The problem: Find each line in the records below that contains the word "frame", and copy it out.

(Saved entries)
◇ ◇ ◇ ◇ ◇ ◇ ◇
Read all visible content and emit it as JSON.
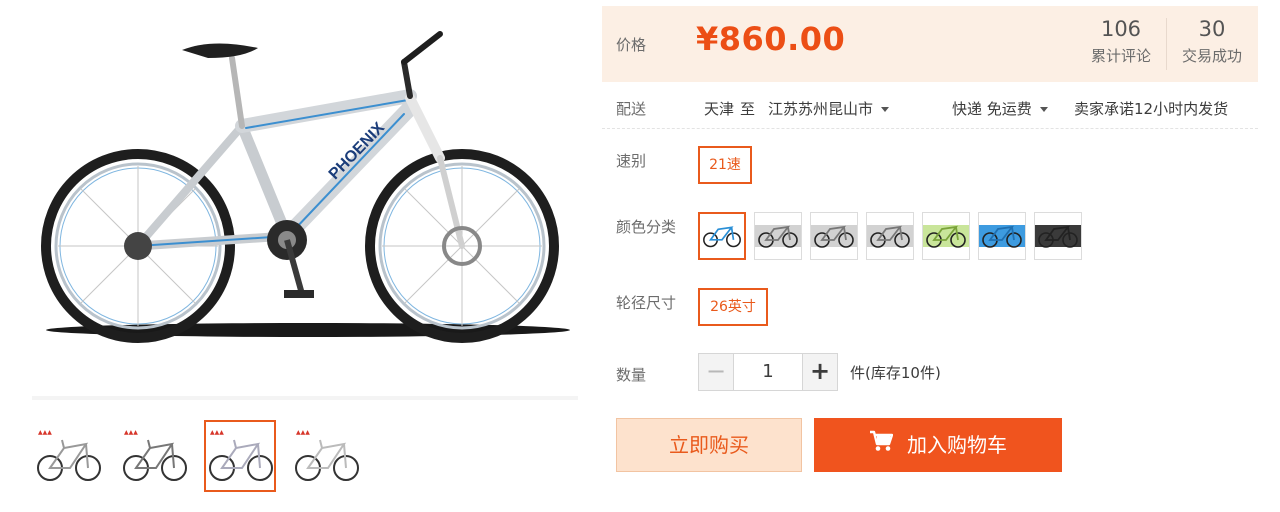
{
  "price": {
    "label": "价格",
    "value": "¥860.00",
    "currency": "¥",
    "amount": 860.0
  },
  "stats": [
    {
      "number": "106",
      "label": "累计评论"
    },
    {
      "number": "30",
      "label": "交易成功"
    }
  ],
  "delivery": {
    "label": "配送",
    "from": "天津",
    "to_word": "至",
    "destination": "江苏苏州昆山市",
    "method": "快递 免运费",
    "promise": "卖家承诺12小时内发货"
  },
  "speed": {
    "label": "速别",
    "selected": "21速"
  },
  "color": {
    "label": "颜色分类",
    "options": [
      {
        "icon": "bike-silver-blue-icon",
        "frame": "#2a8fd6",
        "bg": "#ffffff"
      },
      {
        "icon": "bike-grey-icon",
        "frame": "#777777",
        "bg": "#d2d2d2"
      },
      {
        "icon": "bike-grey-icon",
        "frame": "#777777",
        "bg": "#d2d2d2"
      },
      {
        "icon": "bike-grey-icon",
        "frame": "#777777",
        "bg": "#d2d2d2"
      },
      {
        "icon": "bike-green-icon",
        "frame": "#7aa33a",
        "bg": "#c9e59a"
      },
      {
        "icon": "bike-blue-icon",
        "frame": "#1f6fb0",
        "bg": "#3d9be0"
      },
      {
        "icon": "bike-black-icon",
        "frame": "#222222",
        "bg": "#3a3a3a"
      }
    ],
    "selected_index": 0
  },
  "wheel": {
    "label": "轮径尺寸",
    "selected": "26英寸"
  },
  "quantity": {
    "label": "数量",
    "value": "1",
    "minus": "−",
    "plus": "+",
    "stock": "件(库存10件)"
  },
  "actions": {
    "buy_now": "立即购买",
    "add_to_cart": "加入购物车"
  },
  "gallery": {
    "main_brand": "PHOENIX",
    "thumbnails": [
      {
        "icon": "bike-thumbnail-icon"
      },
      {
        "icon": "bike-thumbnail-icon"
      },
      {
        "icon": "bike-thumbnail-icon"
      },
      {
        "icon": "bike-thumbnail-icon"
      }
    ],
    "selected_index": 2
  },
  "colors": {
    "accent": "#e95a1c",
    "price": "#ec4e15",
    "price_panel_bg": "#fcefe4",
    "cart_button": "#f0541e",
    "buy_button_bg": "#fde2cd"
  }
}
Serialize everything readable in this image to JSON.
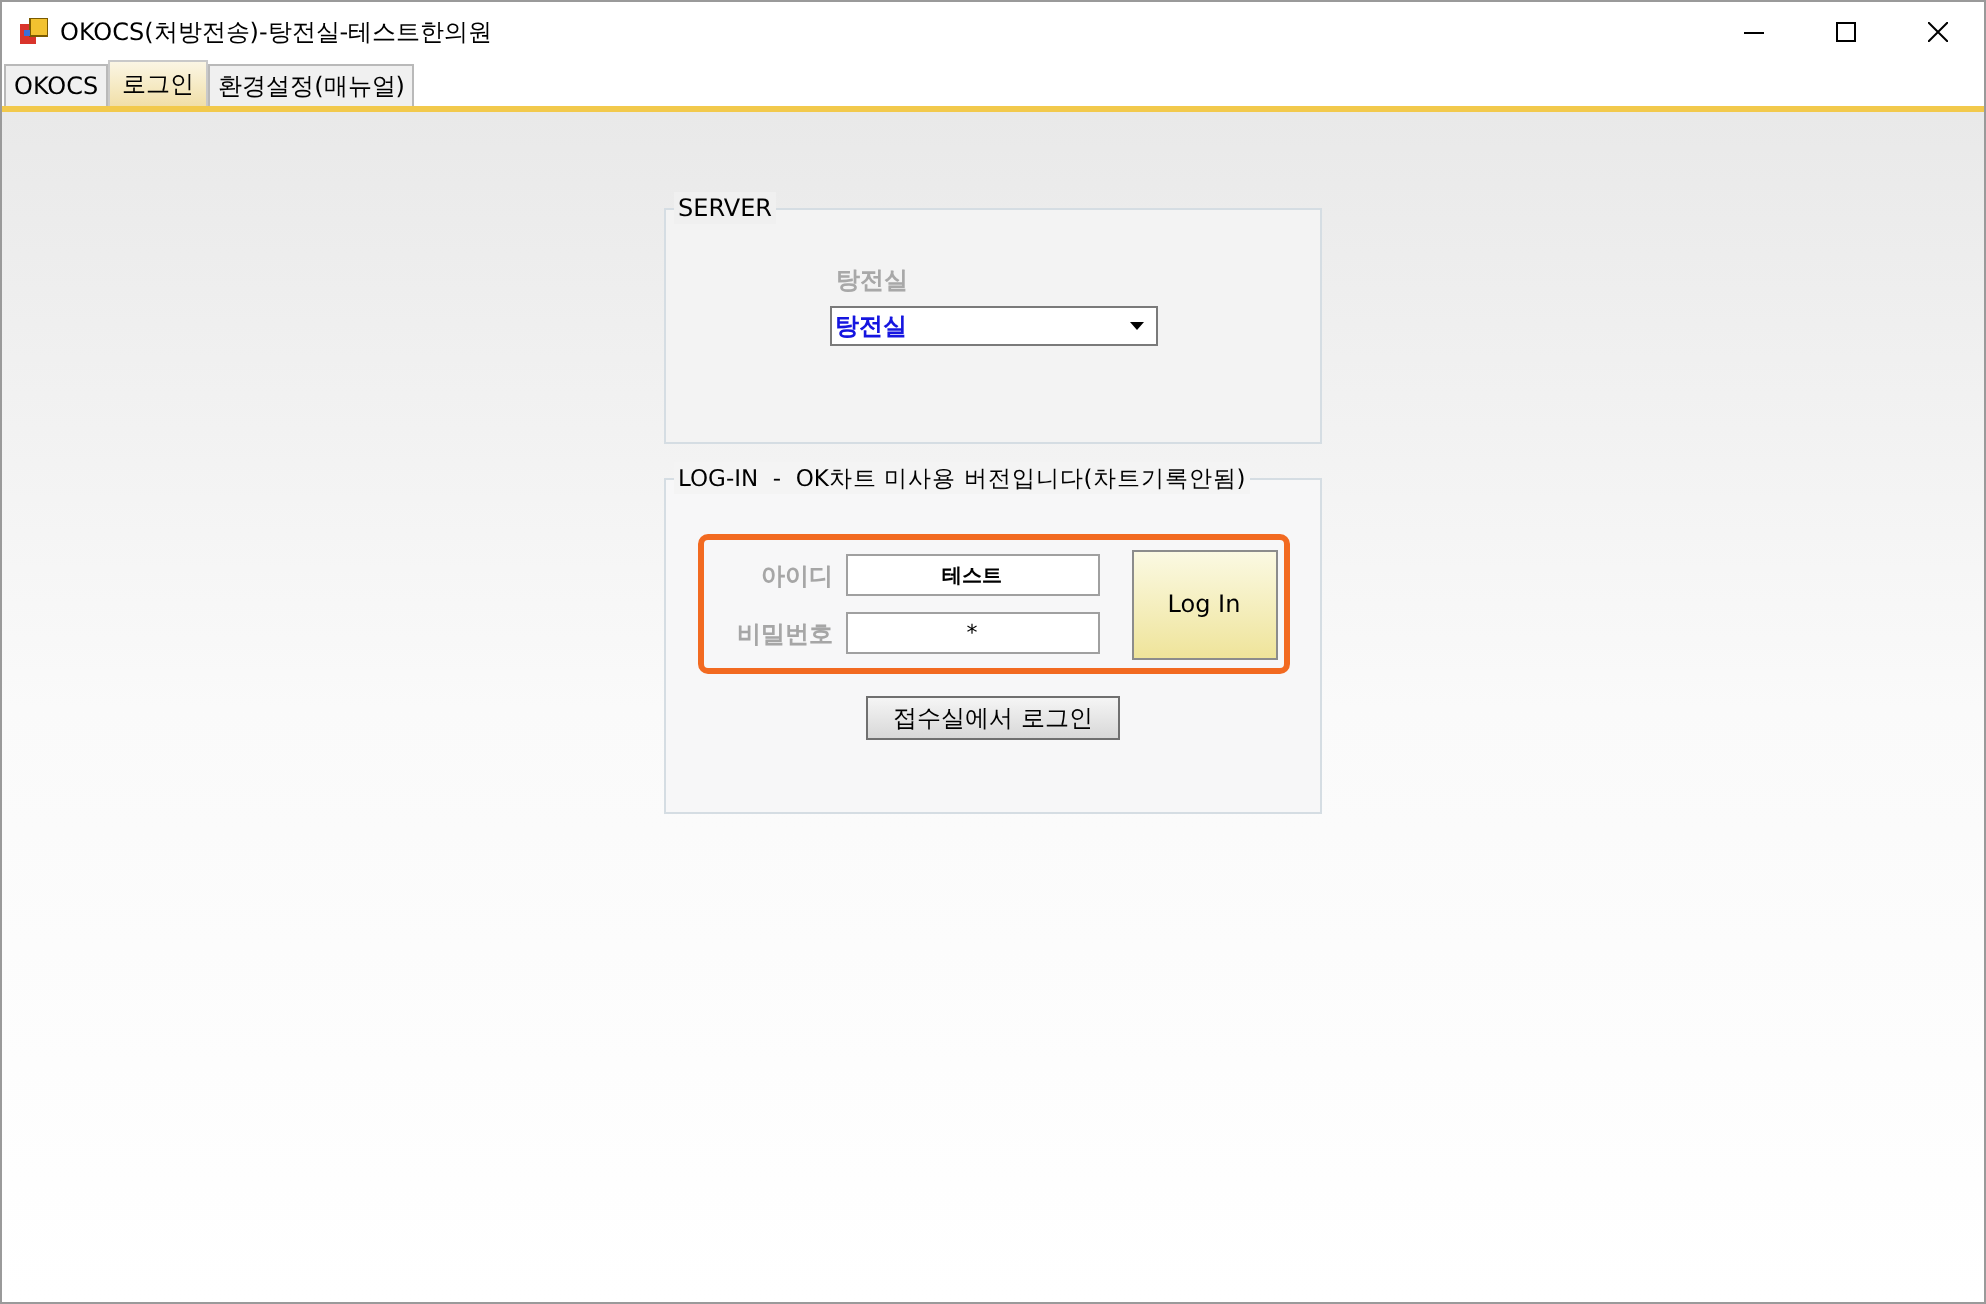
{
  "window": {
    "title": "OKOCS(처방전송)-탕전실-테스트한의원"
  },
  "tabs": [
    {
      "label": "OKOCS",
      "selected": false
    },
    {
      "label": "로그인",
      "selected": true
    },
    {
      "label": "환경설정(매뉴얼)",
      "selected": false
    }
  ],
  "server": {
    "legend": "SERVER",
    "label": "탕전실",
    "dropdown_value": "탕전실"
  },
  "login": {
    "legend": "LOG-IN  -  OK차트 미사용 버전입니다(차트기록안됨)",
    "id_label": "아이디",
    "id_value": "테스트",
    "password_label": "비밀번호",
    "password_value": "*",
    "login_button": "Log In",
    "alt_button": "접수실에서 로그인"
  }
}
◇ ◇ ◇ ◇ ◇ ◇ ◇
Worked solution:
        "frame": "#2a8fd6",
        "frame": "#777777",
        "frame": "#777777",
        "frame": "#777777",
        "frame": "#7aa33a",
        "frame": "#1f6fb0",
        "frame": "#222222",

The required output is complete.